UMD hasn't made the Frozen Four since 2004. Experienced guys like Justin Fontaine, Kyle Schmidt, Mike Montgomery, and Mike Connolly led the way Friday with superb performances. Noticeably good were J.T. Brown, Wade Bergman, and Travis Oleksuk, who worked his butt off all day long.

They all need to do it again Saturday.

One more win, and a goal -- the Frozen Four -- will be reached.


Friday's opening NCAA games weren't completed without some controversy. Michigan "scored" the game-winning "goal" early in overtime to beat Nebraska-Omaha 3-2.

Take a look for yourself (via Goon).

I tempered my initial reaction on Twitter ( if you aren't already a follower) for the simple reason that watching a small picture online isn't exactly the best way to judge what really happened in this world of 42-inch high definition televisions.

Since I'm watching online and not getting a great picture much of the time, I figured I'd allow others to help me out a bit. When those others only confirmed what I had already suspected, it became clear that what happened here was, as the great Gorilla Monsoon was prone to say, a miscarriage of justice.

For years, common sense has not been accepted as a standard to overturn a call on the ice. In the eyes of ECAC referees Harry Dumas and Chris McDonald, there was no need to use this years-old standard by which reviews are conducted. Instead, they adopted their own standard.

Since they were probably sure that the puck crossed the line, and everyone talked about Michigan getting screwed in overtime last year (though the difference between a quick whistle and a video review should not need to be explained), they called it a goal.

As the old commercial says, "probably" doesn't cut it.
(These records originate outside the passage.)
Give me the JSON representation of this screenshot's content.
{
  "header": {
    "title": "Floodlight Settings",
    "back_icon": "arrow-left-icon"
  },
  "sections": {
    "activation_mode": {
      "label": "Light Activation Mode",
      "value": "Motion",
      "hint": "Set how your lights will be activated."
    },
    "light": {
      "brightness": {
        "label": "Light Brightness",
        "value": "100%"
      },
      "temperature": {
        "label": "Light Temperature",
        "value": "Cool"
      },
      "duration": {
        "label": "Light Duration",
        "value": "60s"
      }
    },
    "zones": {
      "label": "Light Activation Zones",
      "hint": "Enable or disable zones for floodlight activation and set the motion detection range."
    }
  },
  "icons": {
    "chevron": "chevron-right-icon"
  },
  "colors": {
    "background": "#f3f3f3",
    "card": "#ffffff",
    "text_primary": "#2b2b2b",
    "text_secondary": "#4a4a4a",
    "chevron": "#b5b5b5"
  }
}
Being 90 percent sure isn't good enough. Neither is 95. That's not the long-adopted standard, and it shouldn't be the standard. The standard is and should be 100 percent certainty. At some point, the officials have to be encouraged to make calls and trust what their eye tells them. Otherwise, why not just take the officials off the ice, out of the way, and let a video replay judge make all the calls after the plays are completed?

What happened to UNO was wrong, and it's unfortunate that such a well-played, entertaining game had to be ruined by such a dumb mistake by two officials who should know better.
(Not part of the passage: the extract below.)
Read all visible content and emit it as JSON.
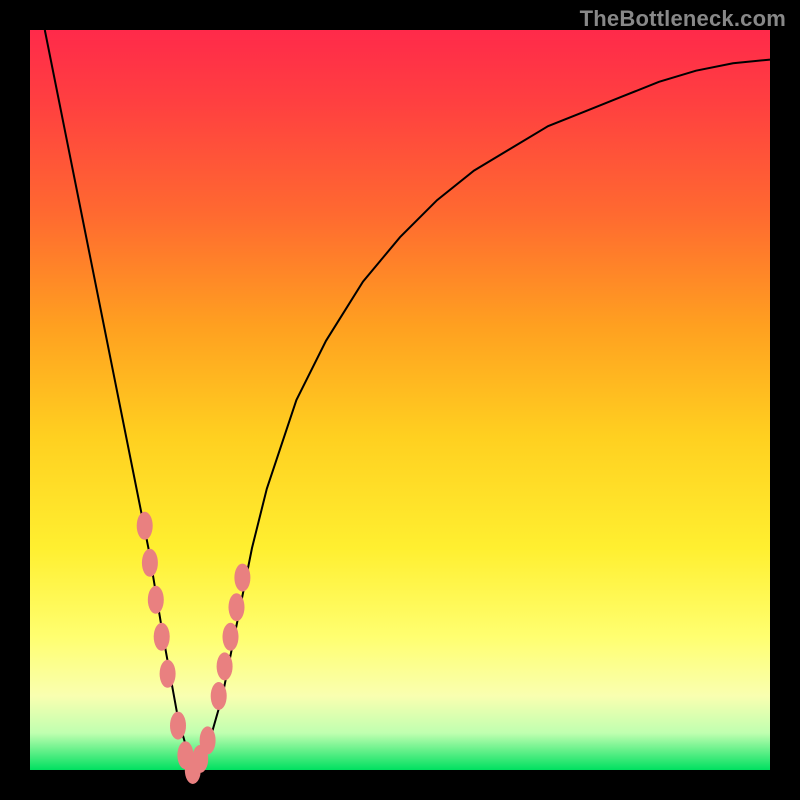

How about those Tigers? UNO might have been jobbed out of the tournament, but there was no such luck knocking the WCHA's other team out Friday. Colorado College whacked No. 1 West Regional seed Boston College 8-4 in Friday's big stunner.

The Tigers struck twice on the power play and twice short-handed. They hung a touchdown on BC goalie John Muse, who had exactly zero losses in eight NCAA Tournament starts before Friday. What a way to go out ...

Colorado College plays Michigan for a spot in the Frozen Four Saturday night in St. Louis. It won't be a cakewalk by any means, but CC certainly has been playing well. If you don't believe me, ask Dave Hakstol, whose North Dakota team got by in a 4-3 thriller last Friday at the Final Five. Or ask Jerry York, who isn't used to seeing his teams give up eight goals in a game, especially in the NCAA Tournament.

The Tigers are for real. After a .500 season in the WCHA, Scott Owens appears to have his team peaking when it counts the most.


Here is a full capsule of Friday's results and Saturday's games. All times are Central.

Bridgeport, Conn.
UMD 2, Union 0
Yale 2, Air Force 1, OT
St. Louis, Mo.
Michigan 3, Nebraska-Omaha 2, OT
Colorado College 8, Boston College 4

Green Bay, Wisc.
North Dakota vs. RPI, 12:30pm
Denver vs. Western Michigan, 4pm

Manchester, N.H.
Miami vs. New Hampshire, 3pm
Merrimack vs. Notre Dame, 6:30pm

Bridgeport, Conn.
Yale vs. UMD, 5:30pm

St. Louis, Mo.
Michigan vs. Colorado College, 8pm

We'll have the UMD game on 94X and the Bulldog Sports Network starting with a 5pm pregame show. You can hear the game at

ESPNU will have live coverage of the regional finals, as well as a couple of the Saturday afternoon games. They will also have all the games streamed live on, whether they are televised live or not.

All games televised will be in high definition.


Thomas said...

Jerome said...

I've come to expect better of you, Mr. Ciskie.

No maybe, probably, or likely, it was a goal. Certainly.